NRL News
202.626.8824
dadandrusk@aol.com

Baby born with Down syndrome “born to make people smile”

by | Mar 29, 2016

Mom says, “I felt lucky. I’d wanted a baby girl and now I had a baby girl and an extra chromosome, too.”

By Dave Andrusko

Kathryn Witt, 26, said she thought the image of Florence might get 'a few likes' from family and friends, but said she was shocked to see it had gone viral.

Kathryn Witt, 26, said she thought the image of Florence might get ‘a few likes’ from family and friends, but said she was shocked to see it had gone viral.

It’s schizophrenia on steroids.

The British publication, The Daily Mail runs an adorable feature on Florence, a baby with Down syndrome whose picture posted on Facebook has not only been seen 185,000 + times but convinced her Mom that this little girl “was born to make people smile.”

And then, near the end of the story, a sidebar in which we read about a “SUPER-SAFE AND 99% ACCURATE: NEW BLOOD TEST FOR DOWN’S,” a condition, we are told, that “causes learning disabilities and other problems. …” Depending on the study, anywhere from 65% to 90% of babies prenatally diagnosed with Down syndrome are aborted.

Aye yai yai.

Back to Florence and her mother, Kathryn, who told Kim Willis of the Daily Mail, “The new test is a real shame. A world without kids like Florence would be a less happy world. I wish I could say to parents who are scared or wondering if they could cope, come and meet Florence.”

Florence was born in May 2015. Her Facebook image has attracted more than 1,000 comments

Kathryn said of Florence, born at 5lb 4oz,

‘I haven’t stopped smiling since the day Florence came into my life.

‘She’s made my family complete. Since the photo went viral, I still get messages from people all over the world telling me she’s made them smile too.’

Kathryn told Willis that she thought Kathryn’s image might get ‘a few likes’ from family and friends, but said she was shocked to see it had gone viral. But the heart of the story is not how much Florence has brightened so many people’s day, although that is a blessing. It is how Kathryn refused to be discouraged by more and more evidence that Florence would have Down syndrome.

Already the mother of two boys, she desperately wanted a girl. So she simply deflected concerns that her unborn baby was small, asking instead if the baby was a girl. For example, as Willis wrote,

Kathryn said: ‘My consultant had a question for me to. Every scan, he’d ask me why I’d declined the nuchal fold test that could indicate if the baby had Down’s Syndrome.’

Every time, Kathryn had the same answer.

‘It made no difference to me if my baby had Down’s Syndrome or not. As an auxiliary nurse, I knew how much love and joy a child with Down’s syndrome could give a family. That’s why I’d declined the test. If my child had special needs, I’d give her extra love.’

You really should read the full story.  Let me close with a lengthy but lovely quote from Willis story.

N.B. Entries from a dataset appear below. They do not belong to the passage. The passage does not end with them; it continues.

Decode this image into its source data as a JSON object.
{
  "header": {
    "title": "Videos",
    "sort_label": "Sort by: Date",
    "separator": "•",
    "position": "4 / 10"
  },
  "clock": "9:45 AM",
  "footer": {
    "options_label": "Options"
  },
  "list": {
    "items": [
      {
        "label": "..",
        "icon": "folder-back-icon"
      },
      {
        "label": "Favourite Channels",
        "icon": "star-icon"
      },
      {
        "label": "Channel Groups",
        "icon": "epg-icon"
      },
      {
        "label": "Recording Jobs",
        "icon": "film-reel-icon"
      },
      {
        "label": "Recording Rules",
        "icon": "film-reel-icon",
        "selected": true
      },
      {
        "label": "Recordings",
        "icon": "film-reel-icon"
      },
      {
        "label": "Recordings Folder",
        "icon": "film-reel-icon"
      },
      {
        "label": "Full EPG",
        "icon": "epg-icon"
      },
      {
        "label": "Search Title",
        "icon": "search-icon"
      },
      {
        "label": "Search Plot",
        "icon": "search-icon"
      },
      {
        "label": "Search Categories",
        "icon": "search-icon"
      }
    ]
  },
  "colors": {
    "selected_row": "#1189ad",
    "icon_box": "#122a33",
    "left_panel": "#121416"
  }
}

When Florence was born, Kathryn said

‘I said hello to my little girl, then looked up at Dan and burst into tears. I kept thanking him for giving me my perfect baby.’

‘She had a nose like mine and had Dan’s lips. She was a little bit of us both. As Florence opened her eyes and peered up at me, I recognised the almond shaped eyes that characterises Down’s Syndrome.

‘I knew then that she’d be diagnosed. But the rush of love didn’t change. The smile stayed plastered to my face because nothing had changed about my feelings for my baby. I was still so happy.’

Kathryn added: ‘I felt lucky. I’d wanted a baby girl and now I had a baby girl and an extra chromosome too.’

Tip of the hat to LifeNews.

Categories: Down Syndrome